You know how some people never seem to know what date it is on any given day? And when quizzed about it, they put up an annoying facade of intense intellectual superiority that leaves no room for remembering petty, quotidian nonsense like dates? Well, I’m one of those people. (The difference is that I make no claim at any kind of intellectual superiority. It’s just that in the years I’ve spent in grad school, I’ve learned to arrange my life in terms of class days, no-class days, and paper submission days. Dates? I don’t need them.)
Some dates, however, even I can’t escape, because The World announces them to me. And by The World, I mostly mean my friends on Facebook, who post enthusiastic status messages about Labor Day, Veterans’ Day, Memorial Day, Women’s Day, International Cat Day, Regional Dog-Ate-My-Homework Day, Neighborhood Raccoon Situation Day, you name it.
This morning, I woke up to find many of my Indian Facebook friends post about Indian Independence Day, complete with pictures of tricolored flags, tricolored trees, tricolored garden fountains, and even tricolored people.
“Ah, it’s August 15th” I mumbled mostly to myself, because I could have sworn Boyfriend was still asleep.
I was wrong. Boyfriend opened his eyes, looked straight at me, and said:
“Did you know that Lord Mountbatten decided to declare August 15th as Indian Independence Day because it coincided with Korean Independence Day, which was his only accomplishment as a British Naval Officer?”
And then he closed his eyes and slipped right back into a deep, lightly-snoring sleep.
As it turns out, India shares its Independence Day of August 15th with South Korea (1945), The Republic of Congo (1960), and Bahrain (1971). I’ve often wondered why this date was chosen as Independence Day. The British had originally planned on granting independence to India in 1948, and the Indian National Congress – which had declared Poorna Swaraj (Complete Self-Rule) on January 26th, 1930 – wanted the event to officially take place on that date in 1948. In light of these facts, August 15th just seems a little… arbitrary.
It probably wasn’t.
Towards the end of World War II, Louis Francis Albert Victor Nicholas, Lord Mountbatten, British statesman and naval officer, was appointed the Supreme Allied Commander of the South East Asia Command. Korea was colonized by the Japanese, and the Japanese were fighting the Allied forces. Now, Lord Mountbatten wasn’t really known for his military acumen or his strategic planning – his career as a naval officer and as the Crown’s representative in British India is littered with instances of bungling inefficiency. But towards the end of the war, he had his moment of glory. Oh yes, he did.
In 1945, along with British Military Commander William Slim, Lord Mountbatten orchestrated the surrender of Japan to the Allied Forces. This surrender – which ended in the gruesome suicides of several top-ranking Japanese officers – happened on August 15th, 1945. And one of its outcomes was that Korea gained independence that day.

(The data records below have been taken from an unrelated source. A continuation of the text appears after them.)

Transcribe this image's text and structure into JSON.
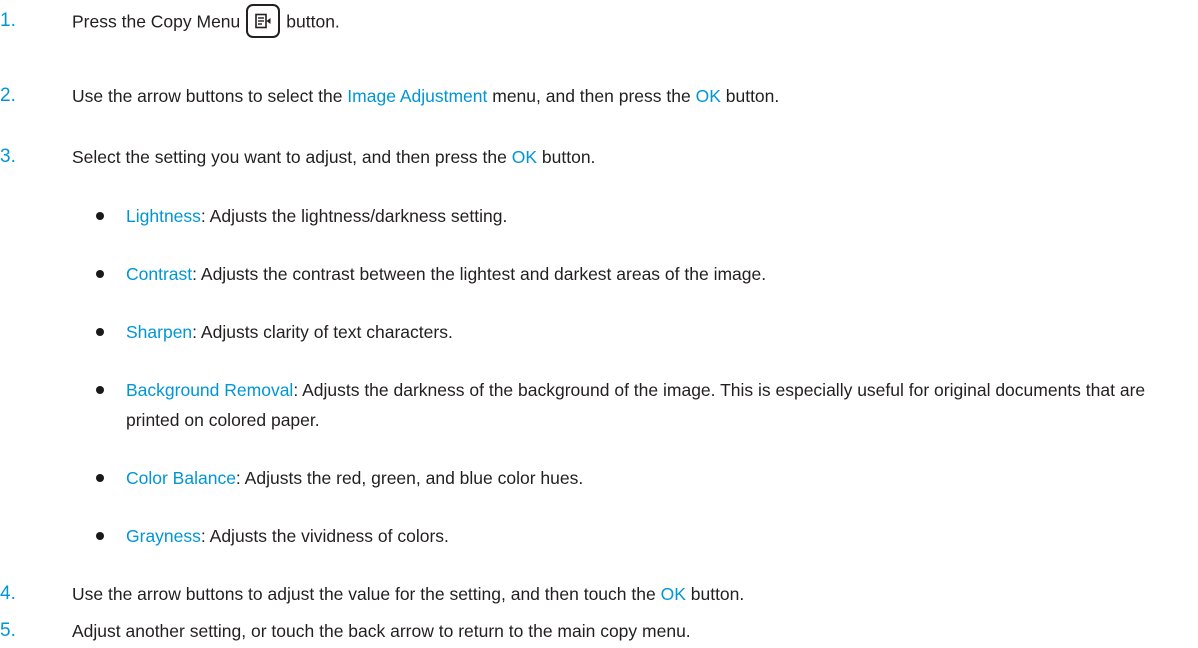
{
  "steps": [
    {
      "number": "1.",
      "before": "Press the Copy Menu",
      "icon": "copy-menu-icon",
      "after": "button."
    },
    {
      "number": "2.",
      "before": "Use the arrow buttons to select the ",
      "term1": "Image Adjustment",
      "middle": " menu, and then press the ",
      "term2": "OK",
      "after": " button."
    },
    {
      "number": "3.",
      "before": "Select the setting you want to adjust, and then press the ",
      "term": "OK",
      "after": " button."
    },
    {
      "number": "4.",
      "before": "Use the arrow buttons to adjust the value for the setting, and then touch the ",
      "term": "OK",
      "after": " button."
    },
    {
      "number": "5.",
      "text": "Adjust another setting, or touch the back arrow to return to the main copy menu."
    }
  ],
  "settings": [
    {
      "name": "Lightness",
      "desc": ": Adjusts the lightness/darkness setting."
    },
    {
      "name": "Contrast",
      "desc": ": Adjusts the contrast between the lightest and darkest areas of the image."
    },
    {
      "name": "Sharpen",
      "desc": ": Adjusts clarity of text characters."
    },
    {
      "name": "Background Removal",
      "desc": ": Adjusts the darkness of the background of the image. This is especially useful for original documents that are printed on colored paper."
    },
    {
      "name": "Color Balance",
      "desc": ": Adjusts the red, green, and blue color hues."
    },
    {
      "name": "Grayness",
      "desc": ": Adjusts the vividness of colors."
    }
  ],
  "colors": {
    "accent": "#0096d6",
    "text": "#231f20"
  }
}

Two years later Lord Mountbatten found himself serving as the last Viceroy of a very volatile British India. Everyone was waiting with bated breath for January 26th, 1948, the expected official date of complete British withdrawal from the region. But along came Lord Mountbatten, and decided that India would be independent in 1947 instead, and on August 15th specifically – the second anniversary of his glorious achievement in World War II. (Winston Churchill was so displeased with his handling of Indian independence, he reportedly never spoke to Lord Mountbatten again.)
There is little documented evidence of his reasons for doing this. It’s possible that the British just wanted to get out as swiftly as possible. In the second half of 1947 things had started to get really bad between the Indian National Congress and the Muslim League – the two political factions that had fought together for independence but were severely divided on religious lines. The gruesome, messy, and altogether unfortunate partition of the region into India and Pakistan seemed inevitable. And the British, having stuck their finger in this honeycomb, now wanted out with the urgency of a schoolboy on a six-pack of Koolaid and nowhere to relieve himself. That’s probably why the year of independence was advanced from 1948 to 1947. But as far as the specific date is concerned, it’s pretty clear he chose it to commemorate his own moment of glory.
Not altogether surprising, though. Mountbatten was kinda like that.